> **Instructions for the task**:
Each line of the material that includes the string "خدمت" counts once; report the total and nothing further.

> **Task inputs**:
>>

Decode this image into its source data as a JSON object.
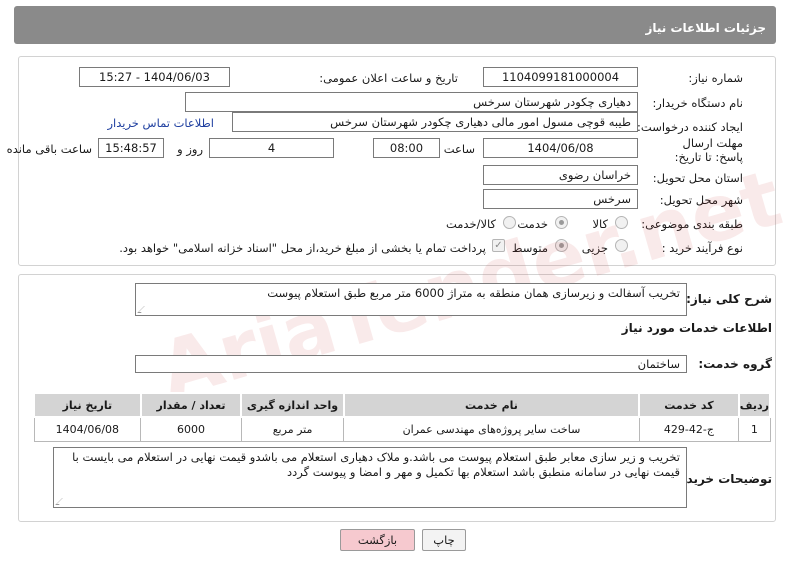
{
  "header": {
    "title": "جزئیات اطلاعات نیاز"
  },
  "form": {
    "need_number_label": "شماره نیاز:",
    "need_number": "1104099181000004",
    "announce_label": "تاریخ و ساعت اعلان عمومی:",
    "announce_value": "1404/06/03 - 15:27",
    "buyer_org_label": "نام دستگاه خریدار:",
    "buyer_org": "دهیاری چکودر شهرستان سرخس",
    "creator_label": "ایجاد کننده درخواست:",
    "creator": "طیبه قوچی مسول امور مالی دهیاری چکودر شهرستان سرخس",
    "contact_link": "اطلاعات تماس خریدار",
    "deadline_label": "مهلت ارسال پاسخ: تا تاریخ:",
    "deadline_date": "1404/06/08",
    "time_label": "ساعت",
    "deadline_time": "08:00",
    "days_value": "4",
    "days_label": "روز و",
    "remaining_time": "15:48:57",
    "remaining_label": "ساعت باقی مانده",
    "province_label": "استان محل تحویل:",
    "province": "خراسان رضوی",
    "city_label": "شهر محل تحویل:",
    "city": "سرخس",
    "category_label": "طبقه بندی موضوعی:",
    "category_options": [
      "کالا",
      "خدمت",
      "کالا/خدمت"
    ],
    "category_selected": "خدمت",
    "process_label": "نوع فرآیند خرید :",
    "process_options": [
      "جزیی",
      "متوسط"
    ],
    "process_selected": "متوسط",
    "payment_note": "پرداخت تمام یا بخشی از مبلغ خرید،از محل \"اسناد خزانه اسلامی\" خواهد بود."
  },
  "summary": {
    "label": "شرح کلی نیاز:",
    "text": "تخریب آسفالت و زیرسازی همان منطقه به متراژ 6000 متر مربع طبق استعلام پیوست"
  },
  "services": {
    "title": "اطلاعات خدمات مورد نیاز",
    "group_label": "گروه خدمت:",
    "group_value": "ساختمان",
    "columns": [
      "ردیف",
      "کد خدمت",
      "نام خدمت",
      "واحد اندازه گیری",
      "تعداد / مقدار",
      "تاریخ نیاز"
    ],
    "rows": [
      [
        "1",
        "ج-42-429",
        "ساخت سایر پروژه‌های مهندسی عمران",
        "متر مربع",
        "6000",
        "1404/06/08"
      ]
    ]
  },
  "buyer_notes": {
    "label": "توضیحات خریدار:",
    "text": "تخریب و زیر سازی معابر طبق استعلام  پیوست می باشد.و ملاک  دهیاری استعلام  می باشدو قیمت نهایی در استعلام می بایست با قیمت  نهایی در سامانه  منطبق باشد استعلام  بها  تکمیل  و مهر و امضا و پیوست  گردد"
  },
  "buttons": {
    "print": "چاپ",
    "back": "بازگشت"
  },
  "watermark": "AriaTender.net",
  "colors": {
    "header_bg": "#8a8a8a",
    "back_button_bg": "#f6c9cf",
    "link": "#2040a0"
  }
}
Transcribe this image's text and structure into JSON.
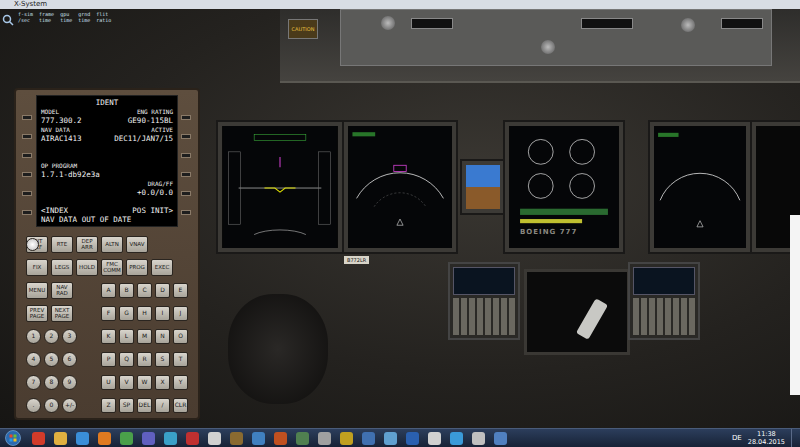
{
  "window": {
    "title": "X-System"
  },
  "overlay": {
    "lines": [
      "f-sim  frame  gpu   grnd  flit",
      "/sec   time   time  time  ratio"
    ]
  },
  "cockpit": {
    "caution": "CAUTION",
    "brand": "BOEING 777",
    "placard": "B772LR"
  },
  "cdu": {
    "title": "IDENT",
    "rows": [
      {
        "left": "MODEL",
        "right": "ENG RATING",
        "kind": "label"
      },
      {
        "left": "777.300.2",
        "right": "GE90-115BL",
        "kind": "value"
      },
      {
        "left": "NAV DATA",
        "right": "ACTIVE",
        "kind": "label"
      },
      {
        "left": "AIRAC1413",
        "right": "DEC11/JAN7/15",
        "kind": "value"
      },
      {
        "left": "",
        "right": "",
        "kind": "label"
      },
      {
        "left": "",
        "right": "",
        "kind": "value"
      },
      {
        "left": "OP PROGRAM",
        "right": "",
        "kind": "label"
      },
      {
        "left": "1.7.1-db92e3a",
        "right": "",
        "kind": "value"
      },
      {
        "left": "",
        "right": "DRAG/FF",
        "kind": "label"
      },
      {
        "left": "",
        "right": "+0.0/0.0",
        "kind": "value"
      },
      {
        "left": "",
        "right": "",
        "kind": "label"
      },
      {
        "left": "<INDEX",
        "right": "POS INIT>",
        "kind": "value"
      }
    ],
    "scratchpad": "NAV DATA OUT OF DATE",
    "keys": [
      {
        "left": [
          {
            "label": "INIT REF",
            "kind": "fn"
          },
          {
            "label": "RTE",
            "kind": "fn"
          },
          {
            "label": "DEP ARR",
            "kind": "fn"
          },
          {
            "label": "ALTN",
            "kind": "fn"
          },
          {
            "label": "VNAV",
            "kind": "fn"
          },
          {
            "label": "",
            "kind": "knob"
          }
        ],
        "right": []
      },
      {
        "left": [
          {
            "label": "FIX",
            "kind": "fn"
          },
          {
            "label": "LEGS",
            "kind": "fn"
          },
          {
            "label": "HOLD",
            "kind": "fn"
          },
          {
            "label": "FMC COMM",
            "kind": "fn"
          },
          {
            "label": "PROG",
            "kind": "fn"
          },
          {
            "label": "EXEC",
            "kind": "fn"
          }
        ],
        "right": []
      },
      {
        "left": [
          {
            "label": "MENU",
            "kind": "fn"
          },
          {
            "label": "NAV RAD",
            "kind": "fn"
          }
        ],
        "right": [
          {
            "label": "A",
            "kind": "alpha"
          },
          {
            "label": "B",
            "kind": "alpha"
          },
          {
            "label": "C",
            "kind": "alpha"
          },
          {
            "label": "D",
            "kind": "alpha"
          },
          {
            "label": "E",
            "kind": "alpha"
          }
        ]
      },
      {
        "left": [
          {
            "label": "PREV PAGE",
            "kind": "fn"
          },
          {
            "label": "NEXT PAGE",
            "kind": "fn"
          }
        ],
        "right": [
          {
            "label": "F",
            "kind": "alpha"
          },
          {
            "label": "G",
            "kind": "alpha"
          },
          {
            "label": "H",
            "kind": "alpha"
          },
          {
            "label": "I",
            "kind": "alpha"
          },
          {
            "label": "J",
            "kind": "alpha"
          }
        ]
      },
      {
        "left": [
          {
            "label": "1",
            "kind": "num"
          },
          {
            "label": "2",
            "kind": "num"
          },
          {
            "label": "3",
            "kind": "num"
          }
        ],
        "right": [
          {
            "label": "K",
            "kind": "alpha"
          },
          {
            "label": "L",
            "kind": "alpha"
          },
          {
            "label": "M",
            "kind": "alpha"
          },
          {
            "label": "N",
            "kind": "alpha"
          },
          {
            "label": "O",
            "kind": "alpha"
          }
        ]
      },
      {
        "left": [
          {
            "label": "4",
            "kind": "num"
          },
          {
            "label": "5",
            "kind": "num"
          },
          {
            "label": "6",
            "kind": "num"
          }
        ],
        "right": [
          {
            "label": "P",
            "kind": "alpha"
          },
          {
            "label": "Q",
            "kind": "alpha"
          },
          {
            "label": "R",
            "kind": "alpha"
          },
          {
            "label": "S",
            "kind": "alpha"
          },
          {
            "label": "T",
            "kind": "alpha"
          }
        ]
      },
      {
        "left": [
          {
            "label": "7",
            "kind": "num"
          },
          {
            "label": "8",
            "kind": "num"
          },
          {
            "label": "9",
            "kind": "num"
          }
        ],
        "right": [
          {
            "label": "U",
            "kind": "alpha"
          },
          {
            "label": "V",
            "kind": "alpha"
          },
          {
            "label": "W",
            "kind": "alpha"
          },
          {
            "label": "X",
            "kind": "alpha"
          },
          {
            "label": "Y",
            "kind": "alpha"
          }
        ]
      },
      {
        "left": [
          {
            "label": ".",
            "kind": "num"
          },
          {
            "label": "0",
            "kind": "num"
          },
          {
            "label": "+/-",
            "kind": "num"
          }
        ],
        "right": [
          {
            "label": "Z",
            "kind": "alpha"
          },
          {
            "label": "SP",
            "kind": "alpha"
          },
          {
            "label": "DEL",
            "kind": "alpha"
          },
          {
            "label": "/",
            "kind": "alpha"
          },
          {
            "label": "CLR",
            "kind": "alpha"
          }
        ]
      }
    ]
  },
  "taskbar": {
    "lang": "DE",
    "time": "11:38",
    "date": "28.04.2015"
  }
}
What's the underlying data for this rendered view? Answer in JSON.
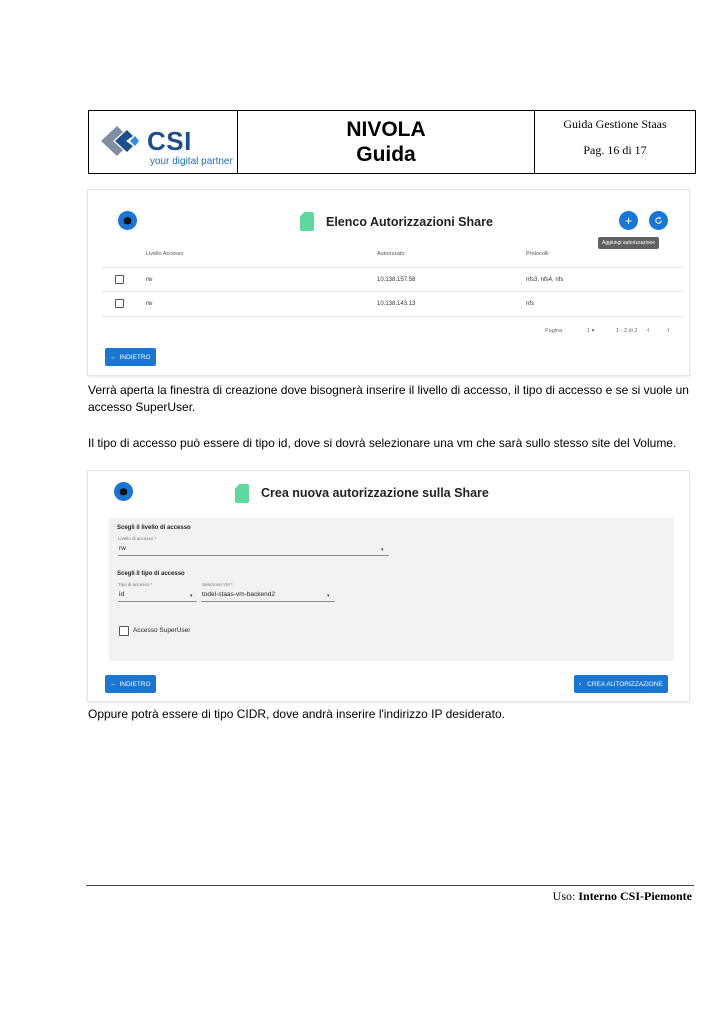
{
  "header": {
    "logo_text": "CSI",
    "logo_tagline": "your digital partner",
    "title": "NIVOLA",
    "subtitle": "Guida",
    "guide_name": "Guida Gestione Staas",
    "page": "Pag. 16 di 17"
  },
  "screenshot1": {
    "title": "Elenco Autorizzazioni Share",
    "add_icon": "plus-icon",
    "refresh_icon": "refresh-icon",
    "tooltip": "Aggiungi autorizzazione",
    "columns": [
      "Livello Accesso",
      "Autorizzato",
      "Protocolli"
    ],
    "rows": [
      {
        "livello": "rw",
        "autorizzato": "10.138.157.58",
        "protocolli": "nfs3, nfs4, nfs"
      },
      {
        "livello": "rw",
        "autorizzato": "10.138.143.13",
        "protocolli": "nfs"
      }
    ],
    "pagination": {
      "label": "Pagina",
      "page": "1",
      "range": "1 - 2 di 2"
    },
    "back_button": "INDIETRO"
  },
  "paragraphs": {
    "p1": "Verrà aperta la finestra di creazione dove bisognerà inserire il livello di accesso, il tipo di accesso e se si vuole un accesso SuperUser.",
    "p2": "Il tipo di accesso può essere di tipo id, dove si dovrà selezionare una vm che sarà sullo stesso site del Volume.",
    "p3": "Oppure potrà essere di tipo CIDR, dove andrà inserire l'indirizzo IP desiderato."
  },
  "screenshot2": {
    "title": "Crea nuova autorizzazione sulla Share",
    "section1_title": "Scegli il livello di accesso",
    "livello_label": "Livello di accesso *",
    "livello_value": "rw",
    "section2_title": "Scegli il tipo di accesso",
    "tipo_label": "Tipo di accesso *",
    "tipo_value": "id",
    "vm_label": "Seleziona VM *",
    "vm_value": "todel-staas-vm-backend2",
    "superuser_label": "Accesso SuperUser",
    "back_button": "INDIETRO",
    "create_button": "CREA AUTORIZZAZIONE"
  },
  "footer": {
    "prefix": "Uso: ",
    "value": "Interno CSI-Piemonte"
  },
  "colors": {
    "primary": "#1976d2",
    "sd_card": "#5fd8a0",
    "csi_blue": "#1c4f8b"
  }
}
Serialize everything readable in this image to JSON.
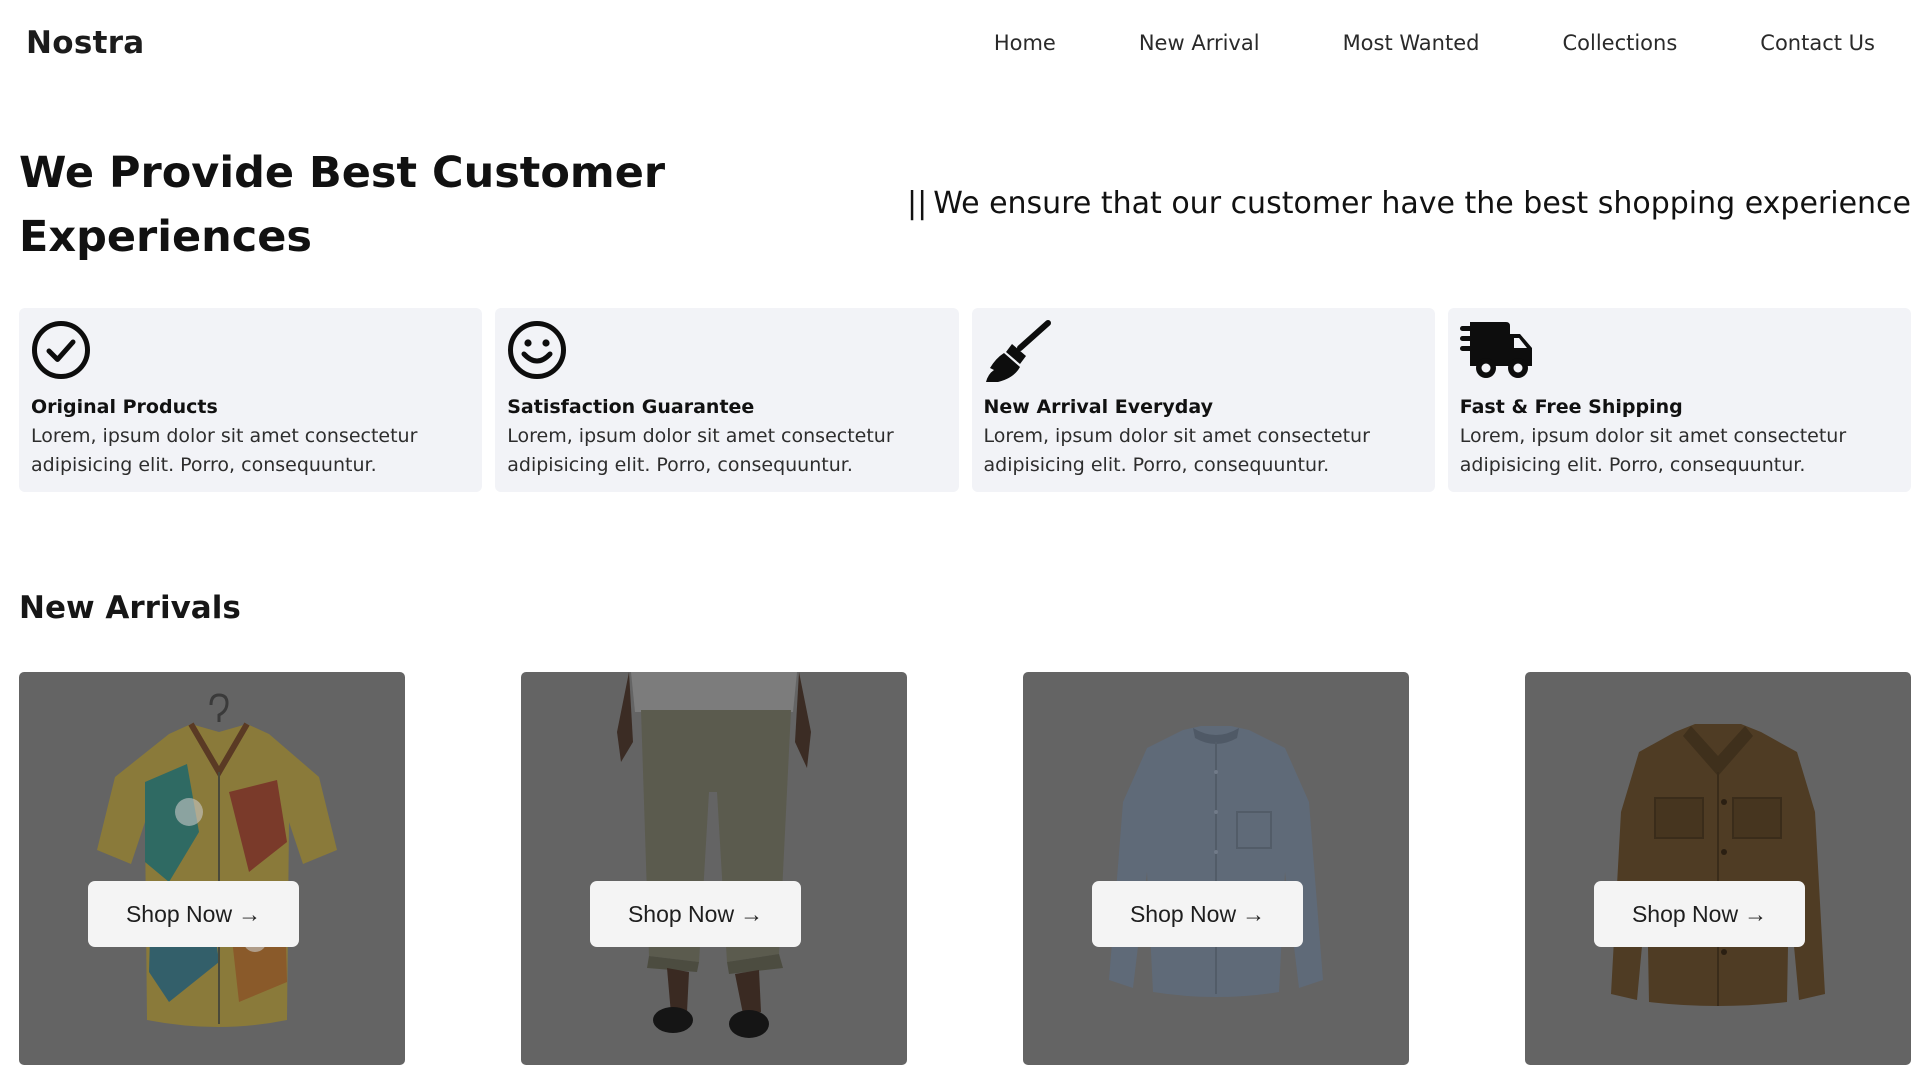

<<

> **Result of this exercise**:
6